Hora, a living museum
The main town is built on a hill topped by a castle, itself topped by the monastery of Saint George. Walk (there is no other way) around its narrow alleys where the whitewashed houses seamlessly merge with each other. With the smell the jasmine in the air, feel free to peer through open doors and windows of the living-rooms proudly decorated with colourful ceramics and finely carved wooden furniture. You can get a closer look in the Folk Art Museum, which also has a shop.
British poet Rupert Brooke died near Skyros during the First World War. Apart from his tomb, he is commemorated with a statue in a square at the north end of town, with a wonderful view of the sea and main beach. Once upon a time, there would have been numerous lookouts at spots like this to keep a weather eye out for pirates. Nowadays, all you’ll see are yachts and fishing-boats sailing the peaceful Aegean Sea.
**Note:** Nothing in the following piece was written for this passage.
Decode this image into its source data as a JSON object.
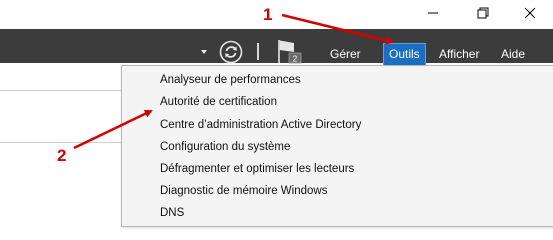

Around the island in 80 minutes
For those who like a challenge, it’s possible to drive round the inhabited part of the island in less than 1½ hours. But why rush? Drive from the port towards Magazia, the large and popular sandy beach and then head inland to the forested part of the island. On the west coast, you’ll find lovely places to swim, such as Agios Petros, Kyra Panagia, Atsitsa, Agalipa and Agios Fokas, many of which also have terrific tavernas if you fancy a bite. On the final stretch before hitting the port of Linaria again, it’s worth stopping at the chapel of Agios Panteleimon for the spectacular view of the bay of Pefko and the uninhabited islands to the south.
After the beach
The main cobbled road through town from the lower square to the statue of Rupert Brooke comes alive at night. It is lined with shops selling souvenirs and examples of all that lovely pottery, wood-carving and colourful fabrics, as well as restaurants, cafes and bars which really get going when the shops close.
Hidden gems of Skyros
The stone mushroom
At the otherworldly seaside site of Pouria is an ancient quarry where you’ll see a weird rock formation, the stone mushroom.
Skyros has been famous for its plentiful lobsters since antiquity.
Full moon at Magazia
The great August full moon is at its most romantic from here, rising out of the sea. Marvel at it from the coastal pathway above the beach or from one of the seaside tavernas.